Recently, the US Congress held an event entitled “Legislating Certainty for Cryptocurrencies” which turned out to be a roundtable discussion with experts from the crypto, technology, blockchain, and traditional finance sectors. The lobbying efforts pushed forward by some of the nation’s key crypto players can possibly create a significant development in the blockchain and virtual currency picture of the United States.
Rep. Warren Davidson asserts, “Your input is critical to helping us preempt a heavy-handed regulatory approach that could stall innovation and kill the U.S. ICO market.” With such acknowledgement coming from the Congress, can we assume that the United States of America may finally become a safe haven for blockchain technology developers and digital currency investors?
Rep. Davidson even went further by saying, “With a thoughtful, bipartisan approach that protects consumers, advances free market solutions and defines safe-harbors for the early stage innovators, Congress can send a powerful message around the world that the U.S. is the best destination for ICO markets.” His pronouncement seems to be asking us to expect friendlier policies towards businesses that are engaged in the blockchain technology.
However, the current status of cryptocurrency use, application, and investment still looks hazy in the country. There remains to be vague policies and confusing remarks concerning the regulation of entities that use digital currencies for their transactions. Even the departments within the Federal State consistently fail to have a unified voice with regard the taxation, regulation, and financial characterization of virtual currencies.
For instance, the SEC proclaims that most cryptocurrencies shall be considered as securities even when there is no explicit law stating that digital coins shall be under such category. They even implement harsh penalties to startups that are involved in initial coin offerings and other blockchain businesses that fail to register with them. The unclear and unfair treatment of the US SEC on ICOs and cryptocurrencies in general have led David Forman, chief legal officer of Fidelity Investments to assert, “If the rules are unclear, unwritten, or unknown it’s not appropriate to punish people for making the wrong guess.”

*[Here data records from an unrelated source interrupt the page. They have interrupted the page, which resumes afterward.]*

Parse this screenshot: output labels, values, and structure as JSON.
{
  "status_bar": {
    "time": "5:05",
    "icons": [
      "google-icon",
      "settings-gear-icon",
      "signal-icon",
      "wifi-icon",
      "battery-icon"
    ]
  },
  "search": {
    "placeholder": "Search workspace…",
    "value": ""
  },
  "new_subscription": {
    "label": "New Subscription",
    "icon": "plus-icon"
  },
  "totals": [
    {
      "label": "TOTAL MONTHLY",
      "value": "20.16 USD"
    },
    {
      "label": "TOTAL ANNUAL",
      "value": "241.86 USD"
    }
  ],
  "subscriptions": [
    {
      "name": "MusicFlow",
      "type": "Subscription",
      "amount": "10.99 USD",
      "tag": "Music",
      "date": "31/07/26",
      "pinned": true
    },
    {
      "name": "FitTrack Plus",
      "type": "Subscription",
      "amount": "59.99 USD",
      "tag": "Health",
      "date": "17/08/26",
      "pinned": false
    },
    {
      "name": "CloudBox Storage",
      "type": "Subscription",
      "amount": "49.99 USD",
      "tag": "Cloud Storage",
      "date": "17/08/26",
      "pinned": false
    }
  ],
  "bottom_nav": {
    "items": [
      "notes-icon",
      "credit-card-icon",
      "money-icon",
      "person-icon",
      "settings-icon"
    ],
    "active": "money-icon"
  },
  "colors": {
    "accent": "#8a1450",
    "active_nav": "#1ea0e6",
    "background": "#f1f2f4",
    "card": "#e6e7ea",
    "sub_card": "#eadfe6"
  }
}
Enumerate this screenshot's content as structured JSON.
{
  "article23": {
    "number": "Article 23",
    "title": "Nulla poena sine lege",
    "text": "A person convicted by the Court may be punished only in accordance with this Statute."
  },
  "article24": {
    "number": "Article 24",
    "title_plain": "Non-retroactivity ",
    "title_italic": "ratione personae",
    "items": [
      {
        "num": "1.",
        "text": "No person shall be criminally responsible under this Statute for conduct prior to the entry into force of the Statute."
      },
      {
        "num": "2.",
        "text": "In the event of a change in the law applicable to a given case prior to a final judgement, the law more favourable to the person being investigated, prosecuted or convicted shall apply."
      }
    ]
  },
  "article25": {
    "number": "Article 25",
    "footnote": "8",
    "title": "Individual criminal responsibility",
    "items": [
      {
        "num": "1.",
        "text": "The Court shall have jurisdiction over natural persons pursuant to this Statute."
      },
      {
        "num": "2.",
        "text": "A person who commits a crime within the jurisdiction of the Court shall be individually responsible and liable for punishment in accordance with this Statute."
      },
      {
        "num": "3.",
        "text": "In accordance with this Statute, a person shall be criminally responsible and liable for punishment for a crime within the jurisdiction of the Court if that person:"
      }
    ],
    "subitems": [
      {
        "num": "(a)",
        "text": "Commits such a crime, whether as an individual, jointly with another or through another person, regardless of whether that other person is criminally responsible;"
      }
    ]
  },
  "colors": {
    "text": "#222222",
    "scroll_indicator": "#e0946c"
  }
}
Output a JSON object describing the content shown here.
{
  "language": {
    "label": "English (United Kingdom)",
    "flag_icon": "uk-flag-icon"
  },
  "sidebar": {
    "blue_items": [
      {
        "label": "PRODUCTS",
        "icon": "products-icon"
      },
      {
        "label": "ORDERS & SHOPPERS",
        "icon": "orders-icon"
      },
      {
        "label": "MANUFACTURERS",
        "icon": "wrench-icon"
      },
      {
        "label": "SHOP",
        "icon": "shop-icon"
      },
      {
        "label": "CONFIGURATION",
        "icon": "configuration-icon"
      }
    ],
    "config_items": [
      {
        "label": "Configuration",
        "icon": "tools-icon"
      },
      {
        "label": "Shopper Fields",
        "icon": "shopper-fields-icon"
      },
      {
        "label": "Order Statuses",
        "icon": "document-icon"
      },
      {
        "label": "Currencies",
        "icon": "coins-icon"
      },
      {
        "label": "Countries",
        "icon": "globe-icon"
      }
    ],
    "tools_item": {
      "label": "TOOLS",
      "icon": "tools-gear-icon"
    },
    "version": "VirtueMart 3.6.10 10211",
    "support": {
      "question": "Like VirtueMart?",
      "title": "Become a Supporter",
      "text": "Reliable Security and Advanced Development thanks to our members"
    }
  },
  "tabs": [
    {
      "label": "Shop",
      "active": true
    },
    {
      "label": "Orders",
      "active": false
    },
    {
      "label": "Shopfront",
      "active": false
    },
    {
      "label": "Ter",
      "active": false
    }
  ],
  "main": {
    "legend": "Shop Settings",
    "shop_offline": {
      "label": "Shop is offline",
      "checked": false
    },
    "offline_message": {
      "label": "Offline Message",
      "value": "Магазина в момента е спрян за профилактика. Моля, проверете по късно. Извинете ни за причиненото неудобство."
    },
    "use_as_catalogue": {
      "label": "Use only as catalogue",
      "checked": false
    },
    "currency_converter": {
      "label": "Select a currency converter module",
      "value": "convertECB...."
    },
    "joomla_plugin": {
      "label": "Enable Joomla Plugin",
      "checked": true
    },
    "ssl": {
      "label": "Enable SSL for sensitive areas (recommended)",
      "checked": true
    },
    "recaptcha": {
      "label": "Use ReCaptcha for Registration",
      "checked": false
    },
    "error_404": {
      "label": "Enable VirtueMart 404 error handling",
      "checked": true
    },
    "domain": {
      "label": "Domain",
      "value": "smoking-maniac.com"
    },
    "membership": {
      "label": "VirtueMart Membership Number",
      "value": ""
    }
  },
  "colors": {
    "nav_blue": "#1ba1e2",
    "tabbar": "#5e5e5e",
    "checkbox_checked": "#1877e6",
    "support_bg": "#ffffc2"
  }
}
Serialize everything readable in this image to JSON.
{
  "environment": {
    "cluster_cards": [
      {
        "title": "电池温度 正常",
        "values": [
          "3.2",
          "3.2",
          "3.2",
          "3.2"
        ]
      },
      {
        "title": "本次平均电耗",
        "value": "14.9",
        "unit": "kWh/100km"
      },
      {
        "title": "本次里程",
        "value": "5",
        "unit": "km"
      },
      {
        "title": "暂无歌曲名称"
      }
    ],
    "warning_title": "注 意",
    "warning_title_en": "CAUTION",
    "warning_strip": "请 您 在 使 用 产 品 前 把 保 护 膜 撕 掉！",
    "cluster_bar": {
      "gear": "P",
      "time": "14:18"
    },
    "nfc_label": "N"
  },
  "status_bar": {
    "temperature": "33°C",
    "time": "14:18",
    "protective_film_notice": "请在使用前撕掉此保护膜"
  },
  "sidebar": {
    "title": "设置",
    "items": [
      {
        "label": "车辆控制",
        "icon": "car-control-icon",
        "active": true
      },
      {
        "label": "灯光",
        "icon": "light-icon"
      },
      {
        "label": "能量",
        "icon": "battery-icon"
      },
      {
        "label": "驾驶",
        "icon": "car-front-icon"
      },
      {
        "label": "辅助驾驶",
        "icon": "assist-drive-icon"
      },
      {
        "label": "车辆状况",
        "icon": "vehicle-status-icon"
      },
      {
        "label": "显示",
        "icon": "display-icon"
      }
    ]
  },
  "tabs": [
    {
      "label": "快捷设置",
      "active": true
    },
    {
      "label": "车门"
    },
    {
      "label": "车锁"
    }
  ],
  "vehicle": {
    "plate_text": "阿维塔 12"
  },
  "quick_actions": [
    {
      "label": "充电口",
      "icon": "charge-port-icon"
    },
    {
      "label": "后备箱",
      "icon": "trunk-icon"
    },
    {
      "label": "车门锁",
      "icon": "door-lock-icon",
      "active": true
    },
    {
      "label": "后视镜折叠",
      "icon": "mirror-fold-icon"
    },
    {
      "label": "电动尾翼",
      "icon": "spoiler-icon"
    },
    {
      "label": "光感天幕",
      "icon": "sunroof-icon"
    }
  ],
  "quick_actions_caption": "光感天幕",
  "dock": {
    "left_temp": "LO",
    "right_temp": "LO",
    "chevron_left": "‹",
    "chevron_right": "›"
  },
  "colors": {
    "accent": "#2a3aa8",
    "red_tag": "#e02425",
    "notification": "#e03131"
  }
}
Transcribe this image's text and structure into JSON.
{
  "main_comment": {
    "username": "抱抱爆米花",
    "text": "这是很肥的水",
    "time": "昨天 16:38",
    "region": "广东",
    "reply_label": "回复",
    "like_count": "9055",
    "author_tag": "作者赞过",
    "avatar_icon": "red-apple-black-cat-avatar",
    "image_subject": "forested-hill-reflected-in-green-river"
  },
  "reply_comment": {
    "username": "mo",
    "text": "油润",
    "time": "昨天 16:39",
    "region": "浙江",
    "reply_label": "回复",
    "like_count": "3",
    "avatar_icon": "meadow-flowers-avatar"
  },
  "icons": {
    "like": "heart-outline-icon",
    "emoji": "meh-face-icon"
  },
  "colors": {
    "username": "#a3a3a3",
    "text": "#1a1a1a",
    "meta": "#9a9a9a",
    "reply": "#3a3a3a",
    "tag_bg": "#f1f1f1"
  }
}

We all know that cryptocurrency is a technological product of the present era. We no longer have the same financial landscape today as how it had been more than seventy years ago when the securities law had been passed. It would truly be devastating to apply a decades-old policy to something that has only been developed recently.
Because of the chaotic regulation landscape of the US on the industry, crypto investors and blockchain innovators have asked the Congress to rush on creating an acceptable regulatory framework that would allow for the growth of the blockchain and cryptocurrency industry in the country.
As Joyce Lai, a lawyer to the Consensys blockchain software technology company affirms, “The competition around the world is real. But there’s still time and opportunity for the US to be a leader here.” Indeed, we have heard considerable blockchain developments in countries such as Denmark, Sweden, and Japan. Even China, a country that bans any kind of transaction in cryptocurrencies, is taking progressive steps toward the use of blockchain technology for economic growth and governmental operations.
Up to now, there is not a single law in the US that appropriately responds to the blockchain and crypto industry needs. Despite the promising benefits of blockchain to a lot of aspects in the economy and society, there are still some dominant figures who resist the continuation and progress of blockchain in the country. A lot of businesses such as Kraken have also been forcibly moved out of the New York State because of the state’s restrictive implementation of the BitLicense policy.
According to Jesse Powell, a key leader of the crypto exchange site Kraken, most US crypto and blockchain companies are now nearly left out by businesses based on other jurisdictions. This primarily stems from the unclear policies concerning the industry and the crackdown of different departments on transactions involving crypto. Even the growth of the investing populace is stifled because they are unable to significantly invest on global blockchain companies.
Can the US still recover from the global exodus of blockchain innovators out of the country? Can Lai be correct in asserting that there is still time for the US to be a leader in the crypto world?One thing is categorically true – there has to be an environment of certainty in order to promote the growth and sustainability of any kind of business. Surely, the United States of America shall not be left out by such a revolutionary technology that can positively change the financial industry and improve the lives of everyone. Can we depend on our legislators to protect the interest of the great majority? We will see in the coming days.
Image from: CNBC